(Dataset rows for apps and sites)
##########
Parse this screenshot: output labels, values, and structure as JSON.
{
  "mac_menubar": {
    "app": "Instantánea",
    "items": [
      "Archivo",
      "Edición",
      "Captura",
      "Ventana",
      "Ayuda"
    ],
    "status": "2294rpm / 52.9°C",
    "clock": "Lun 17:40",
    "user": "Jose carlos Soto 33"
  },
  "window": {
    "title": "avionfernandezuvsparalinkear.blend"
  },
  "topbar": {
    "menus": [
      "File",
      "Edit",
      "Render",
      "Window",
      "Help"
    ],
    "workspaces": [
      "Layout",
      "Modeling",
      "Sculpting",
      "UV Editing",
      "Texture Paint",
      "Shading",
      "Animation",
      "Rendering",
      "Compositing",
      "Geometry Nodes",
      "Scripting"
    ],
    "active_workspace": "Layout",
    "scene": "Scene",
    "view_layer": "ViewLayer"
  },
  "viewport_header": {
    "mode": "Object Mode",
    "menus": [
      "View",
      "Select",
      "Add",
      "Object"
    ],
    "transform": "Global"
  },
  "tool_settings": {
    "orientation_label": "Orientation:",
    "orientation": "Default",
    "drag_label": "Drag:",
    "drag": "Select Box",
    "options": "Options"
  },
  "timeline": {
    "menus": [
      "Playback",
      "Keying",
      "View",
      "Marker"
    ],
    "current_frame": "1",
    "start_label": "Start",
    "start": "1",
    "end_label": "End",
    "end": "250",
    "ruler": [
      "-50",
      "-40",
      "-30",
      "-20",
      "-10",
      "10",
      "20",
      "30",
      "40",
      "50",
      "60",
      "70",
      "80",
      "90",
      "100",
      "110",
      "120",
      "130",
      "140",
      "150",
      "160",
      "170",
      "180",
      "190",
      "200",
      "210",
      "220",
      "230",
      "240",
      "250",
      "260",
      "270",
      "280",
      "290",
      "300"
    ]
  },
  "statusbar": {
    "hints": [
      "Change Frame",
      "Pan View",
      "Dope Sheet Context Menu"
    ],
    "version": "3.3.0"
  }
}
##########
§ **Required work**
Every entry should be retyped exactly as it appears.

§ **Problem solution**
Parse this screenshot: output labels, values, and structure as JSON.
{
  "mac_menubar": {
    "app": "Instantánea",
    "items": [
      "Archivo",
      "Edición",
      "Captura",
      "Ventana",
      "Ayuda"
    ],
    "status": "2294rpm / 52.9°C",
    "clock": "Lun 17:40",
    "user": "Jose carlos Soto 33"
  },
  "window": {
    "title": "avionfernandezuvsparalinkear.blend"
  },
  "topbar": {
    "menus": [
      "File",
      "Edit",
      "Render",
      "Window",
      "Help"
    ],
    "workspaces": [
      "Layout",
      "Modeling",
      "Sculpting",
      "UV Editing",
      "Texture Paint",
      "Shading",
      "Animation",
      "Rendering",
      "Compositing",
      "Geometry Nodes",
      "Scripting"
    ],
    "active_workspace": "Layout",
    "scene": "Scene",
    "view_layer": "ViewLayer"
  },
  "viewport_header": {
    "mode": "Object Mode",
    "menus": [
      "View",
      "Select",
      "Add",
      "Object"
    ],
    "transform": "Global"
  },
  "tool_settings": {
    "orientation_label": "Orientation:",
    "orientation": "Default",
    "drag_label": "Drag:",
    "drag": "Select Box",
    "options": "Options"
  },
  "timeline": {
    "menus": [
      "Playback",
      "Keying",
      "View",
      "Marker"
    ],
    "current_frame": "1",
    "start_label": "Start",
    "start": "1",
    "end_label": "End",
    "end": "250",
    "ruler": [
      "-50",
      "-40",
      "-30",
      "-20",
      "-10",
      "10",
      "20",
      "30",
      "40",
      "50",
      "60",
      "70",
      "80",
      "90",
      "100",
      "110",
      "120",
      "130",
      "140",
      "150",
      "160",
      "170",
      "180",
      "190",
      "200",
      "210",
      "220",
      "230",
      "240",
      "250",
      "260",
      "270",
      "280",
      "290",
      "300"
    ]
  },
  "statusbar": {
    "hints": [
      "Change Frame",
      "Pan View",
      "Dope Sheet Context Menu"
    ],
    "version": "3.3.0"
  }
}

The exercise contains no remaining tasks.